> _Records supplied_:
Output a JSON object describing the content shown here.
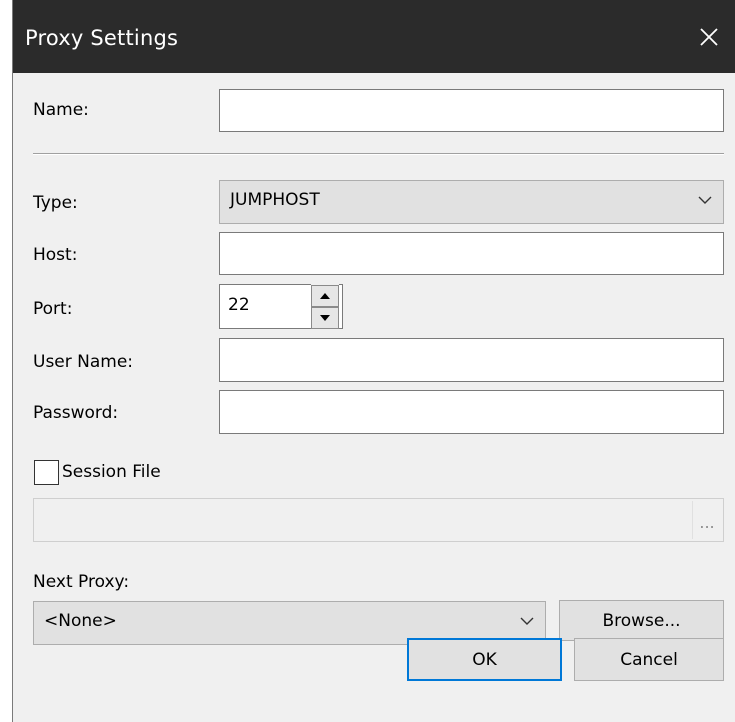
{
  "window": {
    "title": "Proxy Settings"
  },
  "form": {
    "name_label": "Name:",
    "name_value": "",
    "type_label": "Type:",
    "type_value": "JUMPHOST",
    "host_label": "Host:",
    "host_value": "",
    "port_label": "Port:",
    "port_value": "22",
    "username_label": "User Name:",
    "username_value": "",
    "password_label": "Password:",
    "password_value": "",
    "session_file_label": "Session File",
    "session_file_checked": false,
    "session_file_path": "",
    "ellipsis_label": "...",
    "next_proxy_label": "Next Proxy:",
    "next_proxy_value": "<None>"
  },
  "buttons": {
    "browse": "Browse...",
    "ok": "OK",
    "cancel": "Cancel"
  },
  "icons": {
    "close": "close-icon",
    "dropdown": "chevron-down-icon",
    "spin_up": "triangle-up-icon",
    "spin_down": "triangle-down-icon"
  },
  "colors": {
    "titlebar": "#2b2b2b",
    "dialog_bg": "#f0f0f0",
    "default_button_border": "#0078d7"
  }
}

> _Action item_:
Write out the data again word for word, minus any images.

> _Task response_:
Output a JSON object describing the content shown here.
{
  "window": {
    "title": "Proxy Settings"
  },
  "form": {
    "name_label": "Name:",
    "name_value": "",
    "type_label": "Type:",
    "type_value": "JUMPHOST",
    "host_label": "Host:",
    "host_value": "",
    "port_label": "Port:",
    "port_value": "22",
    "username_label": "User Name:",
    "username_value": "",
    "password_label": "Password:",
    "password_value": "",
    "session_file_label": "Session File",
    "session_file_checked": false,
    "session_file_path": "",
    "ellipsis_label": "...",
    "next_proxy_label": "Next Proxy:",
    "next_proxy_value": "<None>"
  },
  "buttons": {
    "browse": "Browse...",
    "ok": "OK",
    "cancel": "Cancel"
  },
  "icons": {
    "close": "close-icon",
    "dropdown": "chevron-down-icon",
    "spin_up": "triangle-up-icon",
    "spin_down": "triangle-down-icon"
  },
  "colors": {
    "titlebar": "#2b2b2b",
    "dialog_bg": "#f0f0f0",
    "default_button_border": "#0078d7"
  }
}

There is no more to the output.